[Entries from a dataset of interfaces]
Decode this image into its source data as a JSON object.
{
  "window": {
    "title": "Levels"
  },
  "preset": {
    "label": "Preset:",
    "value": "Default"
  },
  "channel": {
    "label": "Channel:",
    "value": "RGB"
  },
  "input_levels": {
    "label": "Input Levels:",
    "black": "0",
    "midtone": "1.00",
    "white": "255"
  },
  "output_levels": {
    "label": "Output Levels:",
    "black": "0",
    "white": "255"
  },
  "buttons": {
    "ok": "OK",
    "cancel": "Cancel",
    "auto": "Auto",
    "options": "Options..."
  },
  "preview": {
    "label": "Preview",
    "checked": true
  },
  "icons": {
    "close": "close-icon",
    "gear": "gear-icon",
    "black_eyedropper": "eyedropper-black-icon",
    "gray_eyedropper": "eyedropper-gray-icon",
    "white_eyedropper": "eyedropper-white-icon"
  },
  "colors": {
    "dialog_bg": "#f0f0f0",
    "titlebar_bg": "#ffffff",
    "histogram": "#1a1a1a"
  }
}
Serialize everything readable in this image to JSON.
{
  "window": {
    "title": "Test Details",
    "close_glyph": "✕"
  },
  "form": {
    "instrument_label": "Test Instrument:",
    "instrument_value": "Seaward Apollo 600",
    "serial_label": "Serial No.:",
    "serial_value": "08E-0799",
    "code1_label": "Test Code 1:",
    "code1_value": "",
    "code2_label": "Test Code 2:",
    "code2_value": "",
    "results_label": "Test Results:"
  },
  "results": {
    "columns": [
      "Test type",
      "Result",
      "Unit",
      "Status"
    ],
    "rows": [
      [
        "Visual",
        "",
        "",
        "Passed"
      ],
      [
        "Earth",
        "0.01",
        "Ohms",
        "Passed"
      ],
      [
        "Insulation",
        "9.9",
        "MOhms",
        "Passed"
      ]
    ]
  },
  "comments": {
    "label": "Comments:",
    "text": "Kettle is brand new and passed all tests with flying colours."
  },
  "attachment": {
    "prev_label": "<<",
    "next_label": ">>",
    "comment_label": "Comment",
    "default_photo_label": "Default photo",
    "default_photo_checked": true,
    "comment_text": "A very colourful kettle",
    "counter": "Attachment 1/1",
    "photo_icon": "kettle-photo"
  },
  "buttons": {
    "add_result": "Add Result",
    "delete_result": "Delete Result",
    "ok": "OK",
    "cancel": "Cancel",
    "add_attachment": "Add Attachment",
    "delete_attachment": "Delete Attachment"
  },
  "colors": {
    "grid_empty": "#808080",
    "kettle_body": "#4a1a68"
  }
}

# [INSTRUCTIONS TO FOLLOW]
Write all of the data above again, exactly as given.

# [EXERCISE SOLUTION]
Decode this image into its source data as a JSON object.
{
  "window": {
    "title": "Levels"
  },
  "preset": {
    "label": "Preset:",
    "value": "Default"
  },
  "channel": {
    "label": "Channel:",
    "value": "RGB"
  },
  "input_levels": {
    "label": "Input Levels:",
    "black": "0",
    "midtone": "1.00",
    "white": "255"
  },
  "output_levels": {
    "label": "Output Levels:",
    "black": "0",
    "white": "255"
  },
  "buttons": {
    "ok": "OK",
    "cancel": "Cancel",
    "auto": "Auto",
    "options": "Options..."
  },
  "preview": {
    "label": "Preview",
    "checked": true
  },
  "icons": {
    "close": "close-icon",
    "gear": "gear-icon",
    "black_eyedropper": "eyedropper-black-icon",
    "gray_eyedropper": "eyedropper-gray-icon",
    "white_eyedropper": "eyedropper-white-icon"
  },
  "colors": {
    "dialog_bg": "#f0f0f0",
    "titlebar_bg": "#ffffff",
    "histogram": "#1a1a1a"
  }
}
Serialize everything readable in this image to JSON.
{
  "window": {
    "title": "Test Details",
    "close_glyph": "✕"
  },
  "form": {
    "instrument_label": "Test Instrument:",
    "instrument_value": "Seaward Apollo 600",
    "serial_label": "Serial No.:",
    "serial_value": "08E-0799",
    "code1_label": "Test Code 1:",
    "code1_value": "",
    "code2_label": "Test Code 2:",
    "code2_value": "",
    "results_label": "Test Results:"
  },
  "results": {
    "columns": [
      "Test type",
      "Result",
      "Unit",
      "Status"
    ],
    "rows": [
      [
        "Visual",
        "",
        "",
        "Passed"
      ],
      [
        "Earth",
        "0.01",
        "Ohms",
        "Passed"
      ],
      [
        "Insulation",
        "9.9",
        "MOhms",
        "Passed"
      ]
    ]
  },
  "comments": {
    "label": "Comments:",
    "text": "Kettle is brand new and passed all tests with flying colours."
  },
  "attachment": {
    "prev_label": "<<",
    "next_label": ">>",
    "comment_label": "Comment",
    "default_photo_label": "Default photo",
    "default_photo_checked": true,
    "comment_text": "A very colourful kettle",
    "counter": "Attachment 1/1",
    "photo_icon": "kettle-photo"
  },
  "buttons": {
    "add_result": "Add Result",
    "delete_result": "Delete Result",
    "ok": "OK",
    "cancel": "Cancel",
    "add_attachment": "Add Attachment",
    "delete_attachment": "Delete Attachment"
  },
  "colors": {
    "grid_empty": "#808080",
    "kettle_body": "#4a1a68"
  }
}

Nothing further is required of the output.